‘Intelligence is the ability to adapt to change.’ –Stephen Hawking
Back to school this fall is, well, complex. There have been years when I’ve pulled up some of my previous “back to school” letters and made a few tweaks. That’s not possible this year. We are in a state of adaptation.
As I look around, traditional back-to-school routines are stalled as school calendars and schedules continue to evolve based on our deepening understanding of the role schools are playing in the community spread of COVID-19.
As we come to grips with the full responsibility schools play in keeping students, teachers, staff, and our communities safe, educators continue to make adjustments to ensure they deliver a high-quality educational experience for ALL their students. The educators I engaged with this summer have spent their time leveraging the lessons they learned this past spring to figure out how best to support their students and families in this changing world. Surveys and conversations with teachers and school and district leaders affiliated with Green Schools National Network reflect some hopeful trends:
- ALL students will have a personal device and ALL neighborhoods and homes will have access to broadband.
- All students will have synchronous and asynchronous learning experiences that incorporate projects, service, and community building.
- All teachers will get the support they need to use the online learning tools available to them so they can provide the best possible learning experiences for their students.
- All schools and school districts are working to put systems in place that honor and support the diversity and complexity of how families are able to support students. Learning centers are being created with supervision and modified instructional supports for students while parents work; virtual technology lessons and coaching systems are in place for parents; and emergent community and school partnerships are providing social supports for students’ and teachers’ families.
We are learning from COVID-19 how to adapt to the circumstances presented by this new challenge. After all, educators are intelligent. We are life-long learners.
So, as the traditional notion of the first day of school unravels and you muster the strength to step forward in this new configuration, remember: under that shroud of uncertainty and fear, your students still feel the hope of a new school year and the anticipation of something new.

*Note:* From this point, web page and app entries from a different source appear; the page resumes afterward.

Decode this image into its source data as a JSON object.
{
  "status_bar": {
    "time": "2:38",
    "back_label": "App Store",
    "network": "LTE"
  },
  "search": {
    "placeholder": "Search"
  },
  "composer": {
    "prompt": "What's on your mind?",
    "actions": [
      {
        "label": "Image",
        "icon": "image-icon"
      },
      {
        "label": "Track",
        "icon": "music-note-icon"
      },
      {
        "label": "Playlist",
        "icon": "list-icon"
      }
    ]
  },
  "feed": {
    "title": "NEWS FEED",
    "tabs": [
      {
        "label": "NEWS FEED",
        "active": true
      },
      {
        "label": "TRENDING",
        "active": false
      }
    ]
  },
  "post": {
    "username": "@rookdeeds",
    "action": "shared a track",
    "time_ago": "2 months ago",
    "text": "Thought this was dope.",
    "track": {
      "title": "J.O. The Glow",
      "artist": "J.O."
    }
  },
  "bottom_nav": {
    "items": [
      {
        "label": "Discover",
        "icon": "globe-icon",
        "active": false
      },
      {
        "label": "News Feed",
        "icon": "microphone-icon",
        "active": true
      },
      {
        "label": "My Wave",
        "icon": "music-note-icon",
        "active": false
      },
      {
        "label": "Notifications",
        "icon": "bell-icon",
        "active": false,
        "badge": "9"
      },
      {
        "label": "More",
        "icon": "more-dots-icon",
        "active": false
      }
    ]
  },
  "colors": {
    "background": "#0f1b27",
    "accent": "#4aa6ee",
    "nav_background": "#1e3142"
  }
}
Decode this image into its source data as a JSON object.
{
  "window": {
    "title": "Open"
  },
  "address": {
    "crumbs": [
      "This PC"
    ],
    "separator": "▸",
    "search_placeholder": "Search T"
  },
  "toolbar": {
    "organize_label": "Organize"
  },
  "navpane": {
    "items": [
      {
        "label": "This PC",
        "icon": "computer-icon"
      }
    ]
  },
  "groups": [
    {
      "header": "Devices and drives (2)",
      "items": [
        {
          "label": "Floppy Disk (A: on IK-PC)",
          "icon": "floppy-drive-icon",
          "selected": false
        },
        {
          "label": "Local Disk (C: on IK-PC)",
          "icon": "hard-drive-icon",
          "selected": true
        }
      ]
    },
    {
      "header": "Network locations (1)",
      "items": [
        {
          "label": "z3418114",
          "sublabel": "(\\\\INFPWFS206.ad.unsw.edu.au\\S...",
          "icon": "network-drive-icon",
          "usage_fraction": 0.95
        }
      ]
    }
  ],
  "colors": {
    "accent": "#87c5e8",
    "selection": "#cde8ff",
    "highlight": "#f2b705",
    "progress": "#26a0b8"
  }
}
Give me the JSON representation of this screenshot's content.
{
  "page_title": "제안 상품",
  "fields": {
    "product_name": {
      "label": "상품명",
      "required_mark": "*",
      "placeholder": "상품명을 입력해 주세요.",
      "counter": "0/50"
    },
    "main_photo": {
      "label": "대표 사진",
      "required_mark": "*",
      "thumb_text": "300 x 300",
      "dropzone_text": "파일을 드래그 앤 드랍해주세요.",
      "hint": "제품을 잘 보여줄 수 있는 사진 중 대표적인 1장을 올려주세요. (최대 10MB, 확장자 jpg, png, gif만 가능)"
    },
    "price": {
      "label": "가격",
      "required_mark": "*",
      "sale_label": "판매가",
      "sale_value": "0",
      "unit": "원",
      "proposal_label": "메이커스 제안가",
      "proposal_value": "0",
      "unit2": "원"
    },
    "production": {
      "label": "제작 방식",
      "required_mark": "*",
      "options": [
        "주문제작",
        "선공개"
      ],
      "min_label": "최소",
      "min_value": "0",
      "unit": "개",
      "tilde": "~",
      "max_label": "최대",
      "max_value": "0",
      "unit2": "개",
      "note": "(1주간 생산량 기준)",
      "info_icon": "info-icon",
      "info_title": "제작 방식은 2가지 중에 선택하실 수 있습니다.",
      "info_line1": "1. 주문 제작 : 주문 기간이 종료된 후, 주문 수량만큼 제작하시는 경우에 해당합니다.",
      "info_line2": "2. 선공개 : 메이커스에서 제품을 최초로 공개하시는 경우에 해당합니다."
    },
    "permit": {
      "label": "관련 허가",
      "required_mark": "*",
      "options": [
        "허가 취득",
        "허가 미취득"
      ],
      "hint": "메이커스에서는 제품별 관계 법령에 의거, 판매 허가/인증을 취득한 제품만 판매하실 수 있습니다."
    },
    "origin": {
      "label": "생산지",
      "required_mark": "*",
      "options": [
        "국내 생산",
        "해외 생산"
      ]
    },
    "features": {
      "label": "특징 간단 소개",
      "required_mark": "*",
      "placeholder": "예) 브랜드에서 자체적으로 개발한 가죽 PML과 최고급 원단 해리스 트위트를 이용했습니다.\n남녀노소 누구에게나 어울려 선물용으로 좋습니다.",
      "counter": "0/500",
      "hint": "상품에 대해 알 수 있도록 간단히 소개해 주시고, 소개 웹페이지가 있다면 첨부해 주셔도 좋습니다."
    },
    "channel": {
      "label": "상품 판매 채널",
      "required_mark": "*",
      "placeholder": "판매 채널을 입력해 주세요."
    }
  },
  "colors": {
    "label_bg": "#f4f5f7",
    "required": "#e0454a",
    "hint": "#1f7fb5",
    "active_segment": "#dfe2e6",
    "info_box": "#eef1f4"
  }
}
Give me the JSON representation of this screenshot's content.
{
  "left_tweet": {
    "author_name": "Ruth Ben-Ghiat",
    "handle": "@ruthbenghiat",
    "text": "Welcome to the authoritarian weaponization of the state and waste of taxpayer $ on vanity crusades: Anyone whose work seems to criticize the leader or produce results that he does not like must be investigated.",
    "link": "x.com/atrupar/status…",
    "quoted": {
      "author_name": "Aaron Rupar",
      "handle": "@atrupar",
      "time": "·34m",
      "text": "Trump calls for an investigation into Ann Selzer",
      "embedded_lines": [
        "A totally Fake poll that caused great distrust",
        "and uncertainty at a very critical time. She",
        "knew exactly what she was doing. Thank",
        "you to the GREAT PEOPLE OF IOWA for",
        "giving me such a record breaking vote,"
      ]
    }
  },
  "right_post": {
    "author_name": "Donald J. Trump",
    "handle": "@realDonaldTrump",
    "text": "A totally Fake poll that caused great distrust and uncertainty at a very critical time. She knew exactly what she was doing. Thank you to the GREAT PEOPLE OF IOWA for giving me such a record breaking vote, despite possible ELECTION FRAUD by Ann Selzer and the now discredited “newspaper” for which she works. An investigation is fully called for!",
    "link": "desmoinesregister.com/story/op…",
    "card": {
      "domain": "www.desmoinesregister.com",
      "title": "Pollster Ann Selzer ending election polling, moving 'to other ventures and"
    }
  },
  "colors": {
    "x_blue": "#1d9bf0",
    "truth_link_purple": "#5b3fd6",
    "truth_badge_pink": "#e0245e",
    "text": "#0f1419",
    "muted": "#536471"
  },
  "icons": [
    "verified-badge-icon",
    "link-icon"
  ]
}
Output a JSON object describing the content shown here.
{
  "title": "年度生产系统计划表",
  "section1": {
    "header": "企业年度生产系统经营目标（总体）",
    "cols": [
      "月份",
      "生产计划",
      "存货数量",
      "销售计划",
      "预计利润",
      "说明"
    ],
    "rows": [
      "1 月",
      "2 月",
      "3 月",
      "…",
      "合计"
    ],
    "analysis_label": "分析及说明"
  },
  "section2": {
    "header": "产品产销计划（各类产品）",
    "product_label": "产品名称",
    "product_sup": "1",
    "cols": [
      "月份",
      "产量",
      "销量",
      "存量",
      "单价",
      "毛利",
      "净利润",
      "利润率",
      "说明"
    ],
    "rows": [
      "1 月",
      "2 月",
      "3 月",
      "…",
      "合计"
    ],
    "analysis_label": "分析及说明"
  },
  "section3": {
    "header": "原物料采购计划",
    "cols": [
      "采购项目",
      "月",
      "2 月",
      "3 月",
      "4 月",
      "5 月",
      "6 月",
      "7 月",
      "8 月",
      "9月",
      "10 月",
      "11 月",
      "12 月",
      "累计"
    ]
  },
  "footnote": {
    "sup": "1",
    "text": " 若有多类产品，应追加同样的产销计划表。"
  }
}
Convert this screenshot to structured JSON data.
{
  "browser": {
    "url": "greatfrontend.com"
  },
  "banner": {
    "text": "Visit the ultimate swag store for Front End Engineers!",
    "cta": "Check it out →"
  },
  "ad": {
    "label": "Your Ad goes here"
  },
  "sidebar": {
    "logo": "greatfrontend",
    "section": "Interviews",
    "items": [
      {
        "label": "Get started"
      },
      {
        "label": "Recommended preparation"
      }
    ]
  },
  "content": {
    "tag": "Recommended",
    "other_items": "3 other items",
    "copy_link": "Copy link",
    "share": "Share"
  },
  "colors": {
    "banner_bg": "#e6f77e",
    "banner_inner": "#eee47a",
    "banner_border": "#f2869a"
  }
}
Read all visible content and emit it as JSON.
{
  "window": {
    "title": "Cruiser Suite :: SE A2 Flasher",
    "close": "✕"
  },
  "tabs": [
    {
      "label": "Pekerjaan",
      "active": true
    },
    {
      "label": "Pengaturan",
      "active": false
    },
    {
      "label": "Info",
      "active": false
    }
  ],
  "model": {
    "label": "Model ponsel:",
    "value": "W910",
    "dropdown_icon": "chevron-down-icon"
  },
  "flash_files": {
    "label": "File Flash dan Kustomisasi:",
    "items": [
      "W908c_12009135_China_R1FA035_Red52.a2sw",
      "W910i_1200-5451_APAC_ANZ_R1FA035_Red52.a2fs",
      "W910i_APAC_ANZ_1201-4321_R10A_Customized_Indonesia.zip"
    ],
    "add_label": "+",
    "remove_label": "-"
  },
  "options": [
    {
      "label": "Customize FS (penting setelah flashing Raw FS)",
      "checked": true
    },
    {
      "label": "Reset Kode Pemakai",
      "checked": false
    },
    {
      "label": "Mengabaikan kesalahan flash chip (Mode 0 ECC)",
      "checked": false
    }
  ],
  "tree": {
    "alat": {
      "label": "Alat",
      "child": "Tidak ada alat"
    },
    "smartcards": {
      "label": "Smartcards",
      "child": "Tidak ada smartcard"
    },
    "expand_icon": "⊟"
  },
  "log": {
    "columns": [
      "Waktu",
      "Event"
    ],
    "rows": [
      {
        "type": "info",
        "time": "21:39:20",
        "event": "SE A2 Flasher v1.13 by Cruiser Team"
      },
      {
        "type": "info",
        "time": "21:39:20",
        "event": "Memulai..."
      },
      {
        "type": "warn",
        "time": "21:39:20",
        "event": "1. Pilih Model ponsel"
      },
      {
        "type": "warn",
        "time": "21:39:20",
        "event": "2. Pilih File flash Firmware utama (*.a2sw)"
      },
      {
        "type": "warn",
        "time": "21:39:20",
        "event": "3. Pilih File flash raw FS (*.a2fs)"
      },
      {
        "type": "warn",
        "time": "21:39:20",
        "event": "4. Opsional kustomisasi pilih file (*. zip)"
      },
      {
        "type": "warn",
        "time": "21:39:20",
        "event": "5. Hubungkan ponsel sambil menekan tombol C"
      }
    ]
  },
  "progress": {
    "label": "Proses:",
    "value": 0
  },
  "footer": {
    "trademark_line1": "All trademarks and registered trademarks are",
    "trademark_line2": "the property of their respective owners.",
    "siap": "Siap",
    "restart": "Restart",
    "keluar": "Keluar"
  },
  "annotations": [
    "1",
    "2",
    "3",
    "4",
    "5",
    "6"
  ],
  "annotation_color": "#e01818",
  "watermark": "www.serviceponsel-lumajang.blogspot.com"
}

Before you crack open your computer on the first day of school, take a deep breath and feel the crispness of the autumn air. That crispness is still there. It will remind you that what’s most important is not what you teach, but how your students learn to experience the world. Breathe deeply and remember that we are all in this together. Our role is not to teach content but to create resilient learners who will be able to adapt to change.